from The American Heritage® Dictionary of the English Language, 5th Edition.
- noun A lightweight cotton cloth resembling lawn used for clothing and bandages.
from The Century Dictionary.
- noun A thin, soft variety of muslin used for making dresses, neckcloths, etc., but heavier than linen cambric, originally made in India.
- noun A cotton cloth having a glazed surface on one side, usually dyed.
from the GNU version of the Collaborative International Dictionary of English.
- noun A thin cotton fabric, between cambric and muslin, used for dresses, neckcloths, etc.
from Wiktionary, Creative Commons Attribution/Share-Alike License.
- noun A type of
cotton cloth, especially as dyed and waterproofed.
from WordNet 3.0 Copyright 2006 by Princeton University. All rights reserved.
- noun a lightweight cotton cloth with a smooth and slightly stiff finish; used for clothing and bandages
from The American Heritage® Dictionary of the English Language, 4th Edition

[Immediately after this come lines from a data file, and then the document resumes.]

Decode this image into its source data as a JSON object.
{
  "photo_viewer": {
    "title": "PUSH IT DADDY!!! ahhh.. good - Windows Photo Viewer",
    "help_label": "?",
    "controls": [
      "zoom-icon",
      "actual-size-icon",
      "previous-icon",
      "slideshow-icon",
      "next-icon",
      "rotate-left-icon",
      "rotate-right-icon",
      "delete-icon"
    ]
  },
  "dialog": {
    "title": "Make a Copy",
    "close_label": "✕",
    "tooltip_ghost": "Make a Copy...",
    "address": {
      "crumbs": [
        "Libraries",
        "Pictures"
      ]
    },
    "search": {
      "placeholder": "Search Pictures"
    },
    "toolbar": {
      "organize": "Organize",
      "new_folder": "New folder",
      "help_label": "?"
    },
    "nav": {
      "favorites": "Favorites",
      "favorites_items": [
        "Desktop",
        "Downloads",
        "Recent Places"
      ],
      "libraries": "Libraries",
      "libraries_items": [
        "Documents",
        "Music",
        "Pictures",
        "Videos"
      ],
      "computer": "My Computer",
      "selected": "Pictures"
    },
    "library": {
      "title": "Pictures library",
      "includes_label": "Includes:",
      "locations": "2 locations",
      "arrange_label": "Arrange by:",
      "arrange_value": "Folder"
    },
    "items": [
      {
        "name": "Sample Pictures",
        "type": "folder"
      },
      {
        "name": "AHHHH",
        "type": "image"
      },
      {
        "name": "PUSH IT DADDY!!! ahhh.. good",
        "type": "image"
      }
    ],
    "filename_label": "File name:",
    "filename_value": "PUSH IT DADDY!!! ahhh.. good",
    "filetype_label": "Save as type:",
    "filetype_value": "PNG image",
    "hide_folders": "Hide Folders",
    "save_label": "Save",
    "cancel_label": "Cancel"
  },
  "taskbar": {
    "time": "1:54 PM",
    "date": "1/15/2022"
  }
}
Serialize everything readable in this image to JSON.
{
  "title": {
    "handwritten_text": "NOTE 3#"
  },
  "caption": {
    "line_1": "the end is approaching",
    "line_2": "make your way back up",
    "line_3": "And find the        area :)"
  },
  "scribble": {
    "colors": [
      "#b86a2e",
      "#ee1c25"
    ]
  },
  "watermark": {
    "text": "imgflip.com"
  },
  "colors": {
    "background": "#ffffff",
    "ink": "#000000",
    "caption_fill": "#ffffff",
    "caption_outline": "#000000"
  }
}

from Wiktionary, Creative Commons Attribution/Share-Alike License
And the wonder of it is that he would tie your kid shoes; while he pulls out my jaconet, and sits on my French hat.
In their simple dresses — grey jaconet muslin, sparely trimmed with lavender — and wearing no jewel or ornament, but a single snow-drop in the breast, the lovely bridesmaids looked as if they defied all the world to make them brides.
No court costume with a tail three yards long, could to-day make me feel one-half so fine as the white jaconet, and green sash then sported.
Under dress of jaconet muslin, trimmed with lace or embroidery.
They had on little white aprons, trimmed with jaconet edging, and collars as clean and white as snow.
Got my haversack lined with jaconet and filled with cut-dressings, very convenient, as you have both hands free.
At the windows, curtains of heavy white jaconet muslin, not too full, hung in sharp parallel plaits to the floor -- just to the floor.
To do this take a piece of jaconet and pin it out flat on the board, then evenly paste the back of the map with thin paste in which there are no lumps, and lay it on the linen, rub down through blotting-paper, and leave to dry.
If the two pieces of jaconet are carefully pulled apart when dry, half the paper should be attached to each, unless at any point the paste has failed to stick, when the paper will tear.
The paper to be split should be well pasted on both sides with a thickish paste, and fine linen or jaconet placed on each side.